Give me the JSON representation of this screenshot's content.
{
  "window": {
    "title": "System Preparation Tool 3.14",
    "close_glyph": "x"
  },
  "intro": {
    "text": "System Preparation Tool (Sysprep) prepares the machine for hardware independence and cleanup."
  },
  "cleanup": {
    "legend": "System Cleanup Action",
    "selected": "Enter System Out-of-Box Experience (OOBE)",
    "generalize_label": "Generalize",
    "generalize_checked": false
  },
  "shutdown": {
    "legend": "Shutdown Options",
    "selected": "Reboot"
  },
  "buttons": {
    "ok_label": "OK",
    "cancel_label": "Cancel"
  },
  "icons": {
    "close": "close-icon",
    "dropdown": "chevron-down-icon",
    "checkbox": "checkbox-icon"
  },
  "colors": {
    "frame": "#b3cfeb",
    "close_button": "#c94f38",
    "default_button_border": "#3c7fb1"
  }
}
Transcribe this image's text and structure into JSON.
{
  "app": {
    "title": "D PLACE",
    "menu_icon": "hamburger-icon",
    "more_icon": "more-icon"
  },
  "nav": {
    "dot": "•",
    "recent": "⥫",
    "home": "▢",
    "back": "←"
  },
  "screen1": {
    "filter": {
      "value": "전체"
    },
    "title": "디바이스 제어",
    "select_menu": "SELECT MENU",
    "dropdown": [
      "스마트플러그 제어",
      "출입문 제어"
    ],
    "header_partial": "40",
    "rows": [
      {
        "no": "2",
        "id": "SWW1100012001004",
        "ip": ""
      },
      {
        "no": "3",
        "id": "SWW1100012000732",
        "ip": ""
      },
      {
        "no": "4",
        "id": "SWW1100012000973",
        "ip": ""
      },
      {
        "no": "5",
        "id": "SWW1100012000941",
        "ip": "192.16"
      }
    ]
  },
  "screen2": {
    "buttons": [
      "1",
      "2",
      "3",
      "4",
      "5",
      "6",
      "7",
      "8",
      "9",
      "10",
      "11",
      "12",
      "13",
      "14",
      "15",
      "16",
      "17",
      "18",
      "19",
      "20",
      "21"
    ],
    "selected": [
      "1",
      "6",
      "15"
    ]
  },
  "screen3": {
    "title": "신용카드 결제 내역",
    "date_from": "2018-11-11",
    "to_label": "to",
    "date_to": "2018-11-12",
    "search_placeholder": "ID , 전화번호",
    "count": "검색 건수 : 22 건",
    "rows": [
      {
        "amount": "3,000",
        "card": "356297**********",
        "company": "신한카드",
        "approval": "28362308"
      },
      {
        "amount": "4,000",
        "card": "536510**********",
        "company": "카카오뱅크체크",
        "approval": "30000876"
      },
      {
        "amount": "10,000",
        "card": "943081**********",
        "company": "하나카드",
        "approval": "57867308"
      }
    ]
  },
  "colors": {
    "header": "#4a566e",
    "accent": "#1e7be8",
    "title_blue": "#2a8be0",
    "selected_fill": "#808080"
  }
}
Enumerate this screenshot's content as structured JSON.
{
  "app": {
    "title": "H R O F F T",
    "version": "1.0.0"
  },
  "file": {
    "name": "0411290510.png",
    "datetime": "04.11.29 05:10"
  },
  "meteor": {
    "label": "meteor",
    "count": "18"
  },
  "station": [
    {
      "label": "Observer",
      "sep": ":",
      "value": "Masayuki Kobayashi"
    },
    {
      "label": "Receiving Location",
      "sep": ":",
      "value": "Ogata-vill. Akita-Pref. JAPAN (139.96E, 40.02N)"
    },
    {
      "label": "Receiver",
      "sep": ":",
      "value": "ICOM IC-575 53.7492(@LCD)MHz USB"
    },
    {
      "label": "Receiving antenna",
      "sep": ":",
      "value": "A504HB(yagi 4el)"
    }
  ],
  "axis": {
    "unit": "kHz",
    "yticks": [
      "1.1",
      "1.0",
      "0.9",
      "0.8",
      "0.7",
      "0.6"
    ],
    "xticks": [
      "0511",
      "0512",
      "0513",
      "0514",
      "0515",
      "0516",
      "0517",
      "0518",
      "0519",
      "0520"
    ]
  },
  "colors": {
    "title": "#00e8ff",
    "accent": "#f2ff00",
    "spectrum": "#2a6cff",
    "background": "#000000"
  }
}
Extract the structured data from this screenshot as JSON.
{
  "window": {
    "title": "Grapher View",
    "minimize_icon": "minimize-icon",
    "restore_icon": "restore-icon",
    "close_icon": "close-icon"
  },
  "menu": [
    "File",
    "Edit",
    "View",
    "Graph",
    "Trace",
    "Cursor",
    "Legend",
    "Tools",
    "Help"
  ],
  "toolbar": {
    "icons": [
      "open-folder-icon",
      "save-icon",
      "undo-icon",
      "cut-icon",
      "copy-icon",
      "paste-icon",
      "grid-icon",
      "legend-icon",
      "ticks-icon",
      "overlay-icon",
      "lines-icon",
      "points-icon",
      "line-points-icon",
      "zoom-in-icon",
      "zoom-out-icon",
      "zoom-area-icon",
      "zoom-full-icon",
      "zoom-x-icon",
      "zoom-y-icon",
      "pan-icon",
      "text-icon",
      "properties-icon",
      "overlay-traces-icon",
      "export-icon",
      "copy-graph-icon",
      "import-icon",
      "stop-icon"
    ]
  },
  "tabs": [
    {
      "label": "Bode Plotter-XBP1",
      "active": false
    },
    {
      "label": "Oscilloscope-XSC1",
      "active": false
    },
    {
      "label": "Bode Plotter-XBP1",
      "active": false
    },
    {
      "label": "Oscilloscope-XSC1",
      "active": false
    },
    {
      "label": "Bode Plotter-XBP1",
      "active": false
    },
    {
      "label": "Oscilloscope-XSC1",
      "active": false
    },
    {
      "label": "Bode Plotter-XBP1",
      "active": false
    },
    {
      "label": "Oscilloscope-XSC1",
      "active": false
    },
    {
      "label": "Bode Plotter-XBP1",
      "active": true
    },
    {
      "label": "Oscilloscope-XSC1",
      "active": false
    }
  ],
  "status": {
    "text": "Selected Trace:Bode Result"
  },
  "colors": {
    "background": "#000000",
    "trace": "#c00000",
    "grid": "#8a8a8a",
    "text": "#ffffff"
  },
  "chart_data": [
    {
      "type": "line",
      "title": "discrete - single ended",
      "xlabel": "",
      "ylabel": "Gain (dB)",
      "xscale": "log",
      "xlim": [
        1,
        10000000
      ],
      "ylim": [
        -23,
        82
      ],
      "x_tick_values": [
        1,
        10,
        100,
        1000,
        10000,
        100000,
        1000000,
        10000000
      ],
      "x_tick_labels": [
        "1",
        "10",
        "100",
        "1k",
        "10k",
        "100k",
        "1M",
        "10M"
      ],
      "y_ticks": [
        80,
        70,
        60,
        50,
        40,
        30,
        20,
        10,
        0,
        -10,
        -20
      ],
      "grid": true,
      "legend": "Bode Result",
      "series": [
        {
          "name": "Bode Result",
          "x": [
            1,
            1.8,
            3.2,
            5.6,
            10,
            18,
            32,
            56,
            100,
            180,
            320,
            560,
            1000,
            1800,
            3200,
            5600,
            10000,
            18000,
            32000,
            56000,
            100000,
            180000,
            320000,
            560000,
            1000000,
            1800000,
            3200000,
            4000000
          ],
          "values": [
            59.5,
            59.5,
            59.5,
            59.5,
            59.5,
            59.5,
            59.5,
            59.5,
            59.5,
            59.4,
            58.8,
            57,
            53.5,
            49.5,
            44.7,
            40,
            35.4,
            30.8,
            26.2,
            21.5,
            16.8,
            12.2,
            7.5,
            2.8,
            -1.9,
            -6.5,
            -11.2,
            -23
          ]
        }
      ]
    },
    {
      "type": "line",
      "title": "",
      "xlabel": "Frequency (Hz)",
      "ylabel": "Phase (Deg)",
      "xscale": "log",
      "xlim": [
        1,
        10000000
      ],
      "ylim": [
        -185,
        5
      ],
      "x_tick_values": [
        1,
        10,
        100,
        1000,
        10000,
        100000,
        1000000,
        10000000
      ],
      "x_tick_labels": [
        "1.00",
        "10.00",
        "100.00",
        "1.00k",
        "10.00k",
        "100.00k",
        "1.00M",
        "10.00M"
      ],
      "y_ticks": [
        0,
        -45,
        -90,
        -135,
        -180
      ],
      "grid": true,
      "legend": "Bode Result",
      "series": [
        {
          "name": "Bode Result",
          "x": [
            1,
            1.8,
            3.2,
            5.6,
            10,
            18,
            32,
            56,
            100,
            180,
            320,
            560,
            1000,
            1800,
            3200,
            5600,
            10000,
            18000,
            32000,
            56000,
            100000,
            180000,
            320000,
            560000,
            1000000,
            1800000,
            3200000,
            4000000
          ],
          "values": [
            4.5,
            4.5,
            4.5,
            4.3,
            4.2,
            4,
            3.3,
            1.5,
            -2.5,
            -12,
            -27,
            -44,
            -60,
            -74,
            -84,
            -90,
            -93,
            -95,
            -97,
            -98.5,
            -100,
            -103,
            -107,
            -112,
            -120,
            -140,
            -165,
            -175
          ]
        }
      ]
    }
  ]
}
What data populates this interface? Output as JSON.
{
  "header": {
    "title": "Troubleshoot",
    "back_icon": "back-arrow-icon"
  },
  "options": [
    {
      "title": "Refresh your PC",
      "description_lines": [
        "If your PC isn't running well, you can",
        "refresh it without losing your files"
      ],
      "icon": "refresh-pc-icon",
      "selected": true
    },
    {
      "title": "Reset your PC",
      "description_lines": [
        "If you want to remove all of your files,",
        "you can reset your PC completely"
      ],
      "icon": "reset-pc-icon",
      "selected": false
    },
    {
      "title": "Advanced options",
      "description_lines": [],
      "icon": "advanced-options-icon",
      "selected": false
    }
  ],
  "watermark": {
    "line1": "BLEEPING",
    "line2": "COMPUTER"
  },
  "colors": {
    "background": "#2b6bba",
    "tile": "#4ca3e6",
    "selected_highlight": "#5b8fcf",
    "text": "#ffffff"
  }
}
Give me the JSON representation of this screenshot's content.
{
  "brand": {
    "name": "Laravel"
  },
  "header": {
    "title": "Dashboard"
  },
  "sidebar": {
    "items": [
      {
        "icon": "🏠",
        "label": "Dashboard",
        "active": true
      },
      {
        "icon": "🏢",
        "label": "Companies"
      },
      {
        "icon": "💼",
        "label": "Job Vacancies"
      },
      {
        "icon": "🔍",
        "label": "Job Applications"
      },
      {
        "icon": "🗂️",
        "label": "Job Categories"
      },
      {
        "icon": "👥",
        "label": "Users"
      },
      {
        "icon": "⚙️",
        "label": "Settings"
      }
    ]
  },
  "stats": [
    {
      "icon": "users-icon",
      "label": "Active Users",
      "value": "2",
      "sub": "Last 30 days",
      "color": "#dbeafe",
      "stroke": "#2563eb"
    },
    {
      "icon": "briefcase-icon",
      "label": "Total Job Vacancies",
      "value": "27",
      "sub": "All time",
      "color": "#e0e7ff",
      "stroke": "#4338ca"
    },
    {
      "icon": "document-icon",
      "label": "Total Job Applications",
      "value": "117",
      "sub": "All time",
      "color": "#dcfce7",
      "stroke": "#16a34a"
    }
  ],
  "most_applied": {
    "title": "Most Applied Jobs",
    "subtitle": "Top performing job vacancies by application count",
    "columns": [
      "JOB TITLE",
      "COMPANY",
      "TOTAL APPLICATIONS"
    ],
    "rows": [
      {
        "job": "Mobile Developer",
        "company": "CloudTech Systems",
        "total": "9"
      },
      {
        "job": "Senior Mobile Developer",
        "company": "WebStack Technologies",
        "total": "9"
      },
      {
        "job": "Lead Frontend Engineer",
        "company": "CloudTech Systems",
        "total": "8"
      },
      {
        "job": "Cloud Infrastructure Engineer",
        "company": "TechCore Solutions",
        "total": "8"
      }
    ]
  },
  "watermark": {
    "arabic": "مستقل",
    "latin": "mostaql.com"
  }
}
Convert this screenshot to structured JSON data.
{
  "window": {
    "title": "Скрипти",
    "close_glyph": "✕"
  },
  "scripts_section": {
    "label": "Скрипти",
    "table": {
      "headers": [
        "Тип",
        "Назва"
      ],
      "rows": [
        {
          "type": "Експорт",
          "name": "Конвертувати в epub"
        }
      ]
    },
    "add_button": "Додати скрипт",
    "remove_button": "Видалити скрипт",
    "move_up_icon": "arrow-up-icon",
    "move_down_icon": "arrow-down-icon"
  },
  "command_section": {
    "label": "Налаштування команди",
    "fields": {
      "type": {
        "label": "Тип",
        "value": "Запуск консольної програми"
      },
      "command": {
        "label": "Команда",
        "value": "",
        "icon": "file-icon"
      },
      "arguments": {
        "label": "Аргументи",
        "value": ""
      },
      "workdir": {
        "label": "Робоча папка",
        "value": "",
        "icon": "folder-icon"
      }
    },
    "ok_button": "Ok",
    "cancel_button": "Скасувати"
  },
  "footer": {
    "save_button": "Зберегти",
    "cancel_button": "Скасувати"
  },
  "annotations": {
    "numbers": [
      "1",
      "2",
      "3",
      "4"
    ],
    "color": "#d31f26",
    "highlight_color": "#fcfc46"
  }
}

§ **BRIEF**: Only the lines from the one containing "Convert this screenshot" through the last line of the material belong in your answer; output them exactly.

§ **ANSWER**:
Convert this screenshot to structured JSON data.
{
  "window": {
    "title": "Скрипти",
    "close_glyph": "✕"
  },
  "scripts_section": {
    "label": "Скрипти",
    "table": {
      "headers": [
        "Тип",
        "Назва"
      ],
      "rows": [
        {
          "type": "Експорт",
          "name": "Конвертувати в epub"
        }
      ]
    },
    "add_button": "Додати скрипт",
    "remove_button": "Видалити скрипт",
    "move_up_icon": "arrow-up-icon",
    "move_down_icon": "arrow-down-icon"
  },
  "command_section": {
    "label": "Налаштування команди",
    "fields": {
      "type": {
        "label": "Тип",
        "value": "Запуск консольної програми"
      },
      "command": {
        "label": "Команда",
        "value": "",
        "icon": "file-icon"
      },
      "arguments": {
        "label": "Аргументи",
        "value": ""
      },
      "workdir": {
        "label": "Робоча папка",
        "value": "",
        "icon": "folder-icon"
      }
    },
    "ok_button": "Ok",
    "cancel_button": "Скасувати"
  },
  "footer": {
    "save_button": "Зберегти",
    "cancel_button": "Скасувати"
  },
  "annotations": {
    "numbers": [
      "1",
      "2",
      "3",
      "4"
    ],
    "color": "#d31f26",
    "highlight_color": "#fcfc46"
  }
}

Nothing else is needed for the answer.